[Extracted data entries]
+ + + +

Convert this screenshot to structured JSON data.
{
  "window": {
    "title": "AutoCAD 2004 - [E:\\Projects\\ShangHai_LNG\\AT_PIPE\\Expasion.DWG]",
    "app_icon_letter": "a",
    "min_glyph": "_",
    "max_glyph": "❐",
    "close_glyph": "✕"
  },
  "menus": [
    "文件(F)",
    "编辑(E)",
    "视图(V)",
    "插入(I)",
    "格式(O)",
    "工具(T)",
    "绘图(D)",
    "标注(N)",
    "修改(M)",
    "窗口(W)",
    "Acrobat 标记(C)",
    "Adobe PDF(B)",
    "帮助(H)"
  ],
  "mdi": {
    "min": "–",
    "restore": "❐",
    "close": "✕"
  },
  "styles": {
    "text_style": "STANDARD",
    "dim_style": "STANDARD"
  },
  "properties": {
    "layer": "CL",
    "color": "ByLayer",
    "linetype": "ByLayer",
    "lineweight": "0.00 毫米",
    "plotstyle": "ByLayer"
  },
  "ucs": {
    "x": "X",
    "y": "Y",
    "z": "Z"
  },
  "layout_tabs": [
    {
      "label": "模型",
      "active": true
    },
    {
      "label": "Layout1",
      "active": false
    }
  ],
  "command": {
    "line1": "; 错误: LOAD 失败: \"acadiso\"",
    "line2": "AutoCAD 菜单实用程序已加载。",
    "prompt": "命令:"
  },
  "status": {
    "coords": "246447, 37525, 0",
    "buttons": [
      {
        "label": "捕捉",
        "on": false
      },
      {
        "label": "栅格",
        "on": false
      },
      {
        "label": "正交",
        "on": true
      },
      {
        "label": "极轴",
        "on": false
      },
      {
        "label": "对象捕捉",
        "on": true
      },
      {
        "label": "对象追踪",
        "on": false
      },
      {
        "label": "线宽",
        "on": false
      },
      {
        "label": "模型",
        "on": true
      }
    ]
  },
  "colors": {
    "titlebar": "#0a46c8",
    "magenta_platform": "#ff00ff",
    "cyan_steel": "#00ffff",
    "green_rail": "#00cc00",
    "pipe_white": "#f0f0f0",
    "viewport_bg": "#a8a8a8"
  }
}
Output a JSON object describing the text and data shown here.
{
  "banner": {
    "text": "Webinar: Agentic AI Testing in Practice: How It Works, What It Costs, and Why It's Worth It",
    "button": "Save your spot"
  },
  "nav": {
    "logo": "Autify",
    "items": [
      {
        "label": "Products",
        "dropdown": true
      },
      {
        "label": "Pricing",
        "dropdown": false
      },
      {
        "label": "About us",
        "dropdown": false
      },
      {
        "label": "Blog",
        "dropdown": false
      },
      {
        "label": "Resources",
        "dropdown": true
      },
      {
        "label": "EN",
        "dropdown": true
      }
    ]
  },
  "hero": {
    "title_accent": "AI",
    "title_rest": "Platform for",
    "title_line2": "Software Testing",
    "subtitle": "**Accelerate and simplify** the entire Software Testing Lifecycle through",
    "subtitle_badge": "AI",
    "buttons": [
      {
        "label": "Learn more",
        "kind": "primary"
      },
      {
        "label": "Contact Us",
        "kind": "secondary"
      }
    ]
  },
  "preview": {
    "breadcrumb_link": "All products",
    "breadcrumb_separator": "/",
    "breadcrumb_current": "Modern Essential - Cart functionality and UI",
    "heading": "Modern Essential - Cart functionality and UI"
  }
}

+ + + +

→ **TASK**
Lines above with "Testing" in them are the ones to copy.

→ **RESULT FOR THIS TASK**
    "text": "Webinar: Agentic AI Testing in Practice: How It Works, What It Costs, and Why It's Worth It",
    "title_line2": "Software Testing",
    "subtitle": "**Accelerate and simplify** the entire Software Testing Lifecycle through",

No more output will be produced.